As Kabokov, the whip smart Terrorist specialist, Robert Shaw is excellent, creating a man who knows his enemy certainly enough to fear him, is aware human life has no value to him, and realizes Black September will carry through what they have started. He carries the weight of sparing Dahlia, thinking her a prostitute he encountered in the shower. Only when he hears her voice threatening America does he realize who she is. Shaw was fresh from his great success in Jaws (1975) and the adventure Swashbuckler (1976), giving one of his finest performances here. Sadly he would be dead within months, never enjoying the great success he had become late in life.
John Frankenheimer directed the film with an intensity few films possess, giving it a hyper realistic feel, virtually documentary like. The stunning chase scene in Miami, as the authorities pursue Feisel, is heartstopping, as the terrorist kills anyone in his path before they corner him on the beach.

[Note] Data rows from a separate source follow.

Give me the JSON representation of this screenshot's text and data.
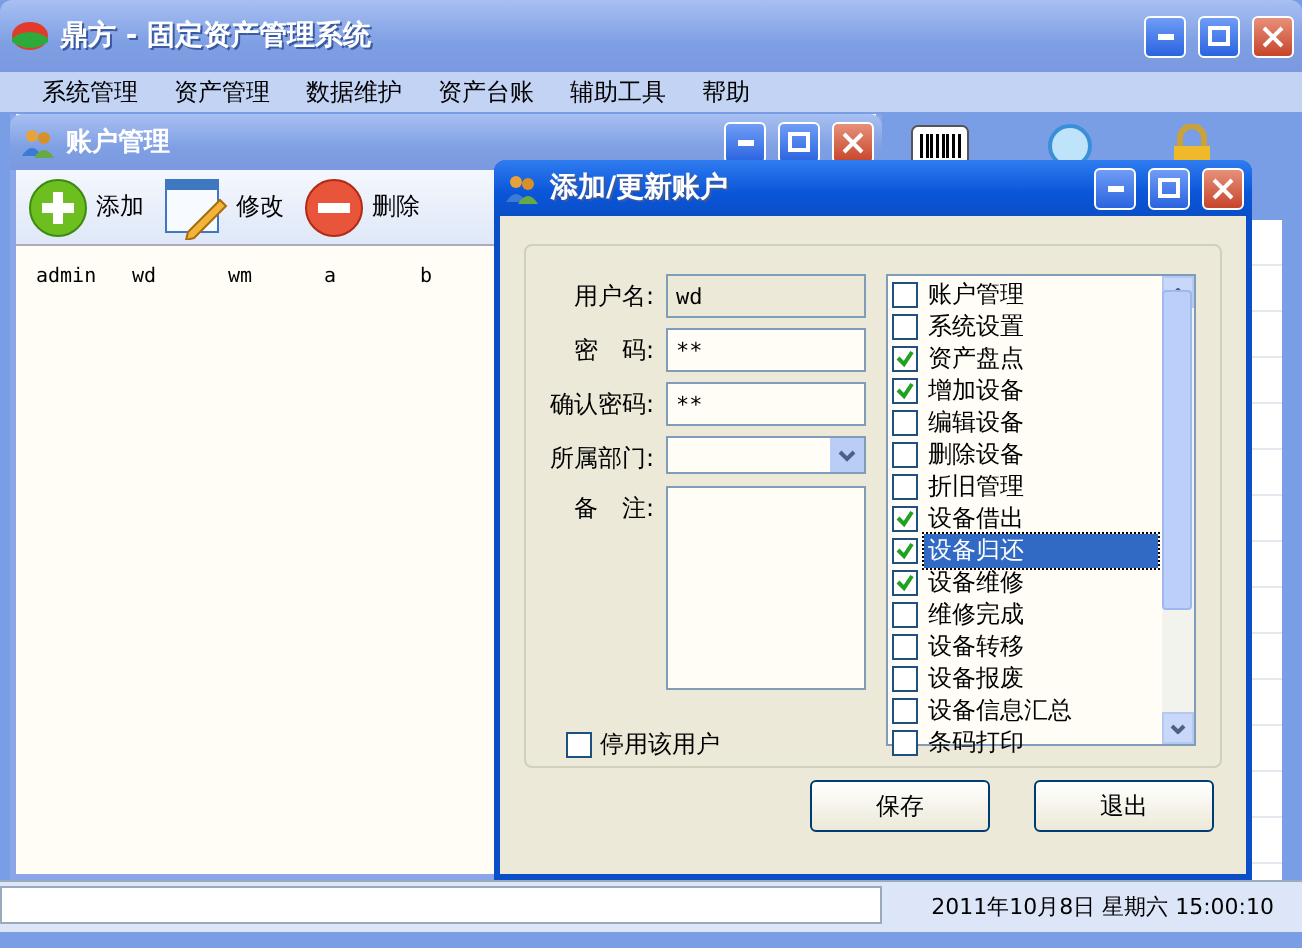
{
  "window": {
    "title": "鼎方 - 固定资产管理系统"
  },
  "menu": [
    "系统管理",
    "资产管理",
    "数据维护",
    "资产台账",
    "辅助工具",
    "帮助"
  ],
  "account_window": {
    "title": "账户管理",
    "toolbar": [
      {
        "label": "添加",
        "kind": "add"
      },
      {
        "label": "修改",
        "kind": "edit"
      },
      {
        "label": "删除",
        "kind": "delete"
      }
    ],
    "users": [
      "admin",
      "wd",
      "wm",
      "a",
      "b"
    ]
  },
  "dialog": {
    "title": "添加/更新账户",
    "fields": [
      {
        "label": "用户名:",
        "value": "wd",
        "kind": "readonly"
      },
      {
        "label": "密　码:",
        "value": "**",
        "kind": "text"
      },
      {
        "label": "确认密码:",
        "value": "**",
        "kind": "text"
      },
      {
        "label": "所属部门:",
        "kind": "select"
      },
      {
        "label": "备　注:",
        "kind": "textarea"
      }
    ],
    "disable_user": {
      "label": "停用该用户",
      "checked": false
    },
    "permissions": [
      {
        "label": "账户管理",
        "checked": false,
        "selected": false
      },
      {
        "label": "系统设置",
        "checked": false,
        "selected": false
      },
      {
        "label": "资产盘点",
        "checked": true,
        "selected": false
      },
      {
        "label": "增加设备",
        "checked": true,
        "selected": false
      },
      {
        "label": "编辑设备",
        "checked": false,
        "selected": false
      },
      {
        "label": "删除设备",
        "checked": false,
        "selected": false
      },
      {
        "label": "折旧管理",
        "checked": false,
        "selected": false
      },
      {
        "label": "设备借出",
        "checked": true,
        "selected": false
      },
      {
        "label": "设备归还",
        "checked": true,
        "selected": true
      },
      {
        "label": "设备维修",
        "checked": true,
        "selected": false
      },
      {
        "label": "维修完成",
        "checked": false,
        "selected": false
      },
      {
        "label": "设备转移",
        "checked": false,
        "selected": false
      },
      {
        "label": "设备报废",
        "checked": false,
        "selected": false
      },
      {
        "label": "设备信息汇总",
        "checked": false,
        "selected": false
      },
      {
        "label": "条码打印",
        "checked": false,
        "selected": false
      }
    ],
    "buttons": [
      "保存",
      "退出"
    ]
  },
  "status_bar": {
    "datetime": "2011年10月8日 星期六 15:00:10"
  }
}
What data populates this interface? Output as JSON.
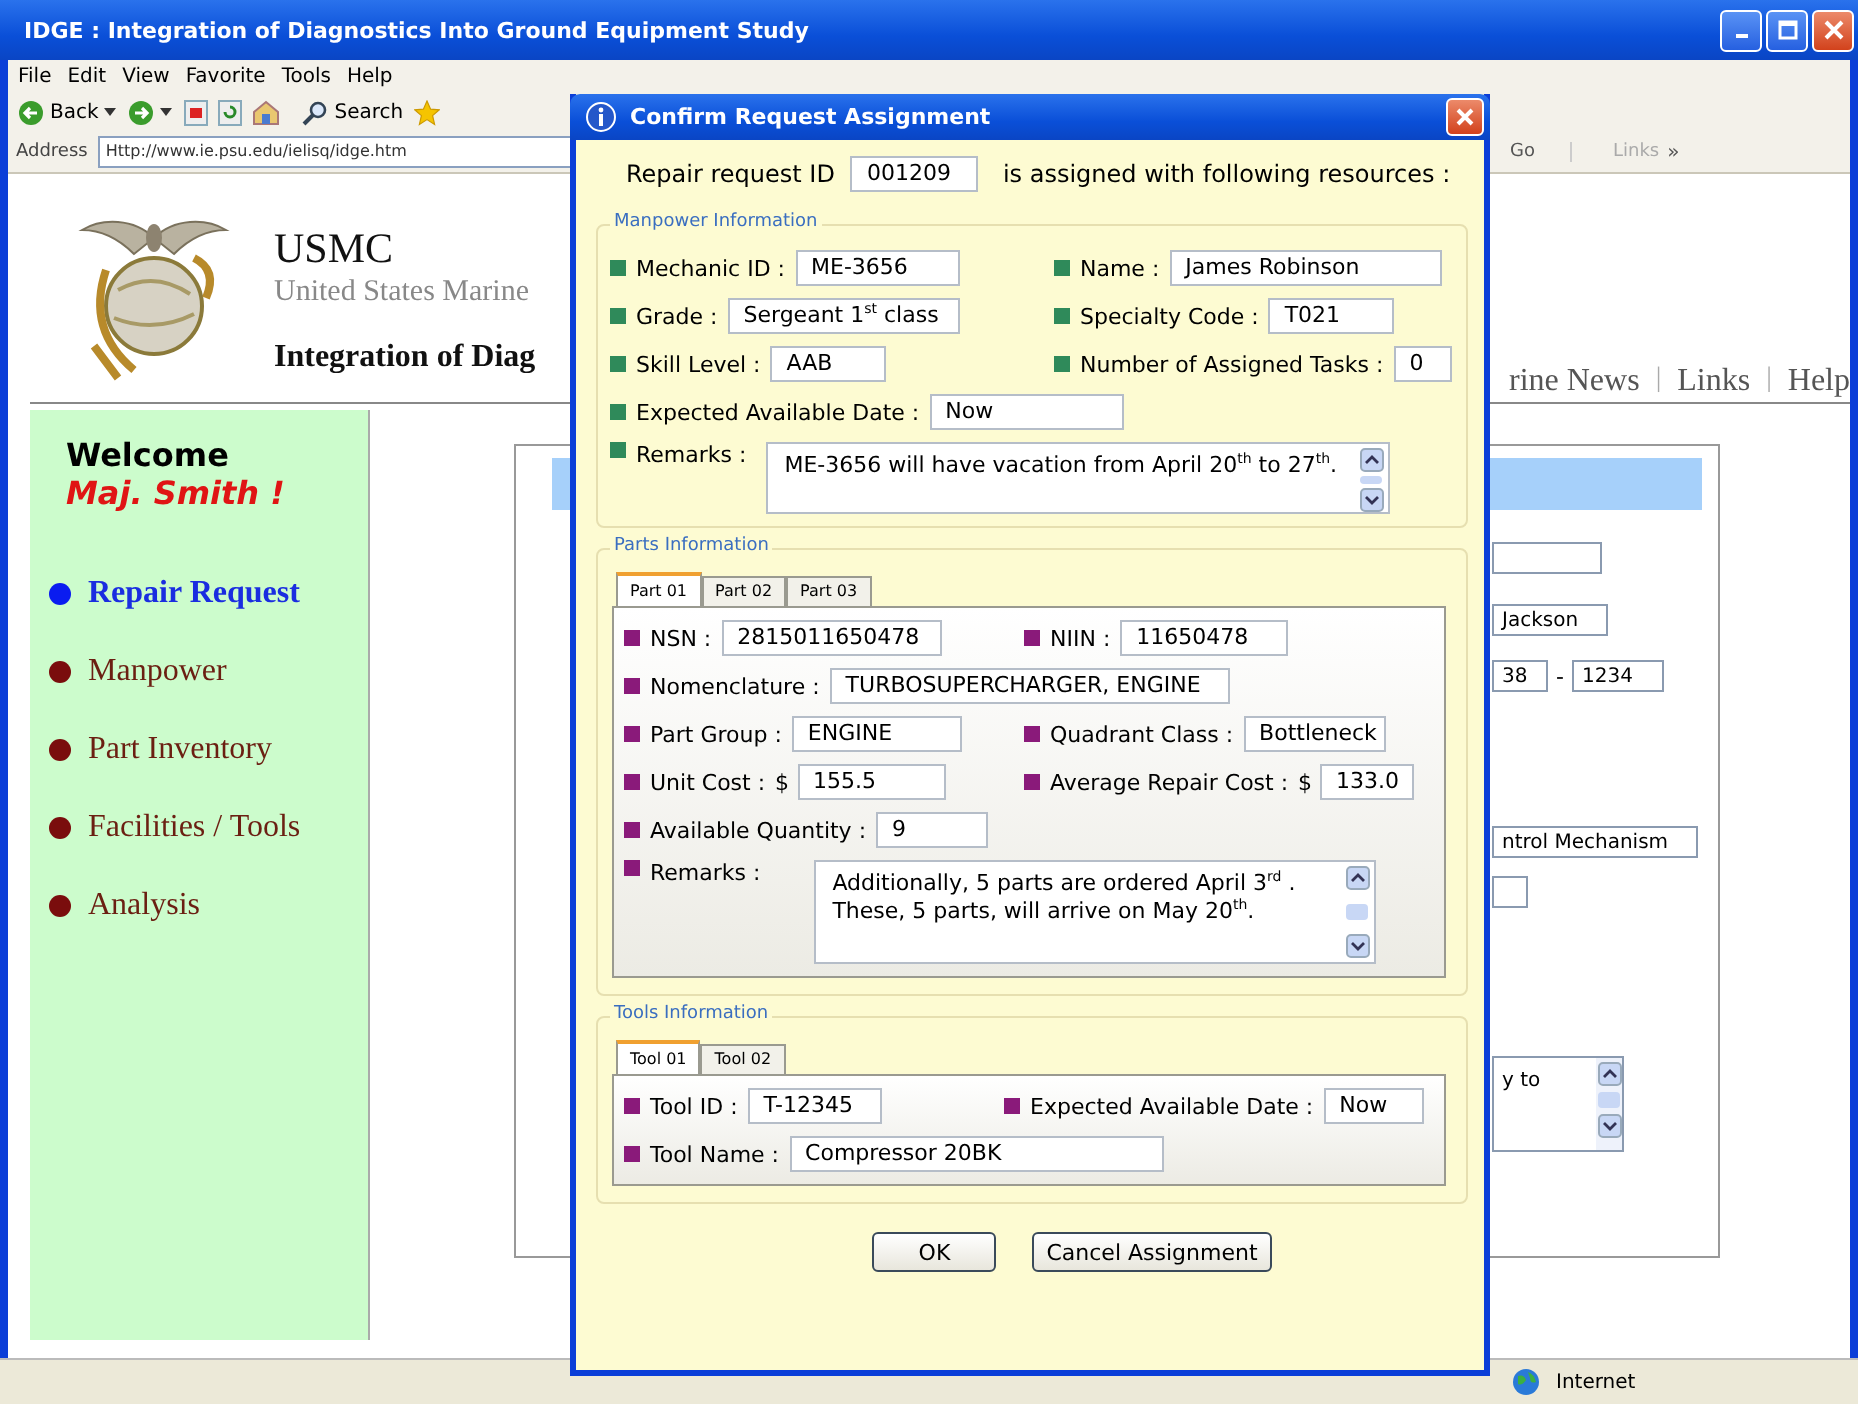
{
  "window": {
    "title": "IDGE : Integration of Diagnostics Into Ground Equipment Study"
  },
  "menu": [
    {
      "label": "File"
    },
    {
      "label": "Edit"
    },
    {
      "label": "View"
    },
    {
      "label": "Favorite"
    },
    {
      "label": "Tools"
    },
    {
      "label": "Help"
    }
  ],
  "toolbar": {
    "back": "Back",
    "search": "Search"
  },
  "address_bar": {
    "label": "Address",
    "value": "Http://www.ie.psu.edu/ielisq/idge.htm",
    "go": "Go",
    "links": "Links",
    "links_more": "»"
  },
  "page": {
    "header": {
      "title": "USMC",
      "subtitle": "United States Marine",
      "project": "Integration of Diag"
    },
    "top_nav": [
      {
        "kind": "link",
        "text": "rine News"
      },
      {
        "kind": "separator",
        "text": "|"
      },
      {
        "kind": "link",
        "text": "Links"
      },
      {
        "kind": "separator",
        "text": "|"
      },
      {
        "kind": "link",
        "text": "Help"
      }
    ],
    "sidebar": {
      "welcome": "Welcome",
      "user": "Maj. Smith !",
      "items": [
        {
          "label": "Repair Request",
          "selected": true
        },
        {
          "label": "Manpower",
          "selected": false
        },
        {
          "label": "Part Inventory",
          "selected": false
        },
        {
          "label": "Facilities / Tools",
          "selected": false
        },
        {
          "label": "Analysis",
          "selected": false
        }
      ]
    },
    "form_fragments": [
      [
        {
          "kind": "field"
        }
      ],
      [
        {
          "kind": "field",
          "value": "Jackson"
        }
      ],
      [
        {
          "kind": "field",
          "value": "38"
        },
        {
          "kind": "text",
          "text": "-"
        },
        {
          "kind": "field",
          "value": "1234"
        }
      ],
      [
        {
          "kind": "field",
          "value": "ntrol Mechanism"
        }
      ],
      [
        {
          "kind": "field"
        }
      ],
      [
        {
          "kind": "textarea",
          "value": "y to"
        }
      ]
    ]
  },
  "dialog": {
    "title": "Confirm Request Assignment",
    "request": {
      "prefix": "Repair request ID",
      "id": "001209",
      "suffix": "is assigned with following resources :"
    },
    "sections": [
      {
        "kind": "manpower",
        "legend": "Manpower Information",
        "rows": [
          [
            {
              "kind": "text",
              "label": "Mechanic ID :",
              "value": "ME-3656"
            },
            {
              "kind": "text",
              "label": "Name :",
              "value": "James Robinson"
            }
          ],
          [
            {
              "kind": "text",
              "label": "Grade :",
              "value": "Sergeant 1$^{st}$ class"
            },
            {
              "kind": "text",
              "label": "Specialty Code :",
              "value": "T021"
            }
          ],
          [
            {
              "kind": "text",
              "label": "Skill Level :",
              "value": "AAB"
            },
            {
              "kind": "text",
              "label": "Number of Assigned Tasks :",
              "value": "0"
            }
          ],
          [
            {
              "kind": "text",
              "label": "Expected Available Date :",
              "value": "Now"
            }
          ],
          [
            {
              "kind": "textarea",
              "label": "Remarks :",
              "value": "ME-3656 will have vacation from April 20$^{th}$ to 27$^{th}$."
            }
          ]
        ]
      },
      {
        "kind": "parts",
        "legend": "Parts Information",
        "tabs": [
          {
            "label": "Part 01",
            "selected": true
          },
          {
            "label": "Part 02",
            "selected": false
          },
          {
            "label": "Part 03",
            "selected": false
          }
        ],
        "rows": [
          [
            {
              "kind": "text",
              "label": "NSN :",
              "value": "2815011650478"
            },
            {
              "kind": "text",
              "label": "NIIN :",
              "value": "11650478"
            }
          ],
          [
            {
              "kind": "text",
              "label": "Nomenclature :",
              "value": "TURBOSUPERCHARGER, ENGINE"
            }
          ],
          [
            {
              "kind": "text",
              "label": "Part Group :",
              "value": "ENGINE"
            },
            {
              "kind": "text",
              "label": "Quadrant Class :",
              "value": "Bottleneck"
            }
          ],
          [
            {
              "kind": "text",
              "label": "Unit Cost :",
              "prefix": "$",
              "value": "155.5"
            },
            {
              "kind": "text",
              "label": "Average Repair Cost :",
              "prefix": "$",
              "value": "133.0"
            }
          ],
          [
            {
              "kind": "text",
              "label": "Available Quantity :",
              "value": "9"
            }
          ],
          [
            {
              "kind": "textarea",
              "label": "Remarks :",
              "value": "Additionally, 5 parts are ordered April 3$^{rd}$ . These, 5 parts, will arrive on May 20$^{th}$."
            }
          ]
        ]
      },
      {
        "kind": "tools",
        "legend": "Tools Information",
        "tabs": [
          {
            "label": "Tool 01",
            "selected": true
          },
          {
            "label": "Tool 02",
            "selected": false
          }
        ],
        "rows": [
          [
            {
              "kind": "text",
              "label": "Tool ID :",
              "value": "T-12345"
            },
            {
              "kind": "text",
              "label": "Expected Available Date :",
              "value": "Now"
            }
          ],
          [
            {
              "kind": "text",
              "label": "Tool Name :",
              "value": "Compressor 20BK"
            }
          ]
        ]
      }
    ],
    "buttons": [
      {
        "label": "OK"
      },
      {
        "label": "Cancel Assignment"
      }
    ]
  },
  "status_bar": {
    "zone": "Internet"
  }
}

Equally good is the sequence leading to the blimp hijack, with Lander and Dahlia slaughtering all those they encounter to load their terrible bomb and get to the stadium. Frankenheimer juxtaposes the superb action scenes with intimate scenes of raw human power, especially those between Dern and Keller.
The film was rediscovered on video but has never found the following it so deserves. Easily the best film of Frankenheimer’s career, Dern’s best performance and still the most chilling film I have experienced about terrorism, it is a masterwork that deserves attention. Frankly I am shocked a sports event has not been targeted, which makes the film all the more frightening.
Nominations should have come for Best Picture, Actor (Dern), Director, Screenplay, Cinematography, Sound and Film Editing. Dern should have won Best Actor…period.
John H. Foote is a well-recognized Canadian film critic/historian who has been an active critic for 30 years. His deep love for the movies began at a very young age. He began his career as co-host of the popular TV show Reel to Real where he remained for nine years. While on TV he began dabbling in education, eventually ascending to Director of the Toronto Film School, where he also taught film history. After leaving the college to care for his wife, he returned to teaching at Humber College where he taught both Film History and Method Acting Theory. John has written two books: “Clint Eastwood – Evolution of a Filmmaker” and the upcoming “Spielberg – American Film Visionary”. He is currently working on two books, one about the films of the seventies and another on the films of Martin Scorsese. Through his career he has worked in TV, radio, print and the web. John has interviewed everyone in the industry (more than 300 interviews) except Jack Nicholson, he says sadly. Highlights include Martin Scorsese, Tom Cruise, Meryl Streep Robert Duvall, Jane Fonda, Francis Ford Coppola and Kathryn Bigelow.